RECORDS FOR PROCESSING:
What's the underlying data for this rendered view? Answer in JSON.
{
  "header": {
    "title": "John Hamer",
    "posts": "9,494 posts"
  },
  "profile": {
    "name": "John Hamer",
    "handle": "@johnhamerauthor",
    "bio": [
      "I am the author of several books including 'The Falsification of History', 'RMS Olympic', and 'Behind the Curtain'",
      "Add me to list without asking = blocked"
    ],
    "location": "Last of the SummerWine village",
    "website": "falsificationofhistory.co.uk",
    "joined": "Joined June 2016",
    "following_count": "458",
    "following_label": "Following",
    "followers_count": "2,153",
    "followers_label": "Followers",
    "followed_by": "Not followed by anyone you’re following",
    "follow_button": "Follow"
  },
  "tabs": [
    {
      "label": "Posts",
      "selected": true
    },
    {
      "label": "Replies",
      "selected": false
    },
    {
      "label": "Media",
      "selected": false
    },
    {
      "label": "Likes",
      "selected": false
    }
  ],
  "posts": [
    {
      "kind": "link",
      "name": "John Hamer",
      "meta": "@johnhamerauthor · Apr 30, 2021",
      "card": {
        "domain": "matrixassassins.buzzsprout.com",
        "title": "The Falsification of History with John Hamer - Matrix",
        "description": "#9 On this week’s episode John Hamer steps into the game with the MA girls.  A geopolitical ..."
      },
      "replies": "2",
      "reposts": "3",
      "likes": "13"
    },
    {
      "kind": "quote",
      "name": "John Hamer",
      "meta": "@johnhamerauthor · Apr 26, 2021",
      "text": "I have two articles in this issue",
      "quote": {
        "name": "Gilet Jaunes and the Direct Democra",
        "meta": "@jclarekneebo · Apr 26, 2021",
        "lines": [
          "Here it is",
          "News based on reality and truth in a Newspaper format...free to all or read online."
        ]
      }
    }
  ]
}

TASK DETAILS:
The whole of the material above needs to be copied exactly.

ANSWER TO THE EXERCISE:
What's the underlying data for this rendered view? Answer in JSON.
{
  "header": {
    "title": "John Hamer",
    "posts": "9,494 posts"
  },
  "profile": {
    "name": "John Hamer",
    "handle": "@johnhamerauthor",
    "bio": [
      "I am the author of several books including 'The Falsification of History', 'RMS Olympic', and 'Behind the Curtain'",
      "Add me to list without asking = blocked"
    ],
    "location": "Last of the SummerWine village",
    "website": "falsificationofhistory.co.uk",
    "joined": "Joined June 2016",
    "following_count": "458",
    "following_label": "Following",
    "followers_count": "2,153",
    "followers_label": "Followers",
    "followed_by": "Not followed by anyone you’re following",
    "follow_button": "Follow"
  },
  "tabs": [
    {
      "label": "Posts",
      "selected": true
    },
    {
      "label": "Replies",
      "selected": false
    },
    {
      "label": "Media",
      "selected": false
    },
    {
      "label": "Likes",
      "selected": false
    }
  ],
  "posts": [
    {
      "kind": "link",
      "name": "John Hamer",
      "meta": "@johnhamerauthor · Apr 30, 2021",
      "card": {
        "domain": "matrixassassins.buzzsprout.com",
        "title": "The Falsification of History with John Hamer - Matrix",
        "description": "#9 On this week’s episode John Hamer steps into the game with the MA girls.  A geopolitical ..."
      },
      "replies": "2",
      "reposts": "3",
      "likes": "13"
    },
    {
      "kind": "quote",
      "name": "John Hamer",
      "meta": "@johnhamerauthor · Apr 26, 2021",
      "text": "I have two articles in this issue",
      "quote": {
        "name": "Gilet Jaunes and the Direct Democra",
        "meta": "@jclarekneebo · Apr 26, 2021",
        "lines": [
          "Here it is",
          "News based on reality and truth in a Newspaper format...free to all or read online."
        ]
      }
    }
  ]
}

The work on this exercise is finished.